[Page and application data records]
════

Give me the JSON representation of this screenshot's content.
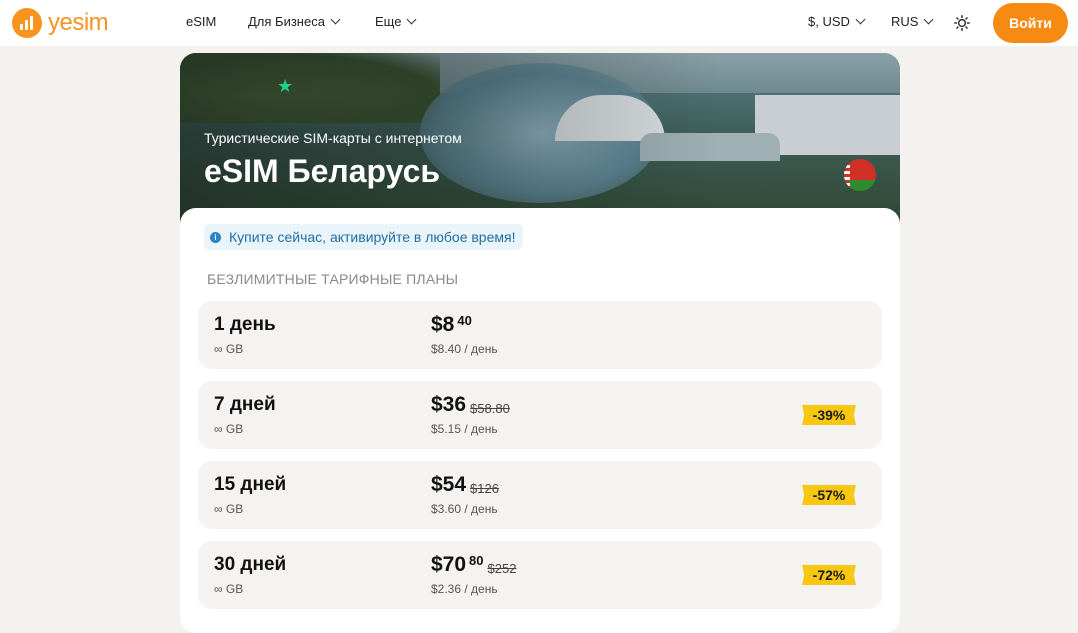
{
  "header": {
    "logo_text": "yesim",
    "nav": {
      "esim": "eSIM",
      "business": "Для Бизнеса",
      "more": "Еще"
    },
    "currency": "$, USD",
    "language": "RUS",
    "login_label": "Войти"
  },
  "hero": {
    "subtitle": "Туристические SIM-карты с интернетом",
    "title": "eSIM Беларусь"
  },
  "notice": {
    "icon": "info-icon",
    "text": "Купите сейчас, активируйте в любое время!"
  },
  "section_title": "БЕЗЛИМИТНЫЕ ТАРИФНЫЕ ПЛАНЫ",
  "plans": [
    {
      "days": "1 день",
      "gb": "∞ GB",
      "price": "$8",
      "cents": "40",
      "old_price": "",
      "per_day": "$8.40 / день",
      "discount": ""
    },
    {
      "days": "7 дней",
      "gb": "∞ GB",
      "price": "$36",
      "cents": "",
      "old_price": "$58.80",
      "per_day": "$5.15 / день",
      "discount": "-39%"
    },
    {
      "days": "15 дней",
      "gb": "∞ GB",
      "price": "$54",
      "cents": "",
      "old_price": "$126",
      "per_day": "$3.60 / день",
      "discount": "-57%"
    },
    {
      "days": "30 дней",
      "gb": "∞ GB",
      "price": "$70",
      "cents": "80",
      "old_price": "$252",
      "per_day": "$2.36 / день",
      "discount": "-72%"
    }
  ],
  "colors": {
    "brand": "#f78a12",
    "badge": "#f7c711",
    "notice_text": "#1f6fa6"
  }
}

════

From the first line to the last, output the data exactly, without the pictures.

Give me the JSON representation of this screenshot's content.
{
  "header": {
    "logo_text": "yesim",
    "nav": {
      "esim": "eSIM",
      "business": "Для Бизнеса",
      "more": "Еще"
    },
    "currency": "$, USD",
    "language": "RUS",
    "login_label": "Войти"
  },
  "hero": {
    "subtitle": "Туристические SIM-карты с интернетом",
    "title": "eSIM Беларусь"
  },
  "notice": {
    "icon": "info-icon",
    "text": "Купите сейчас, активируйте в любое время!"
  },
  "section_title": "БЕЗЛИМИТНЫЕ ТАРИФНЫЕ ПЛАНЫ",
  "plans": [
    {
      "days": "1 день",
      "gb": "∞ GB",
      "price": "$8",
      "cents": "40",
      "old_price": "",
      "per_day": "$8.40 / день",
      "discount": ""
    },
    {
      "days": "7 дней",
      "gb": "∞ GB",
      "price": "$36",
      "cents": "",
      "old_price": "$58.80",
      "per_day": "$5.15 / день",
      "discount": "-39%"
    },
    {
      "days": "15 дней",
      "gb": "∞ GB",
      "price": "$54",
      "cents": "",
      "old_price": "$126",
      "per_day": "$3.60 / день",
      "discount": "-57%"
    },
    {
      "days": "30 дней",
      "gb": "∞ GB",
      "price": "$70",
      "cents": "80",
      "old_price": "$252",
      "per_day": "$2.36 / день",
      "discount": "-72%"
    }
  ],
  "colors": {
    "brand": "#f78a12",
    "badge": "#f7c711",
    "notice_text": "#1f6fa6"
  }
}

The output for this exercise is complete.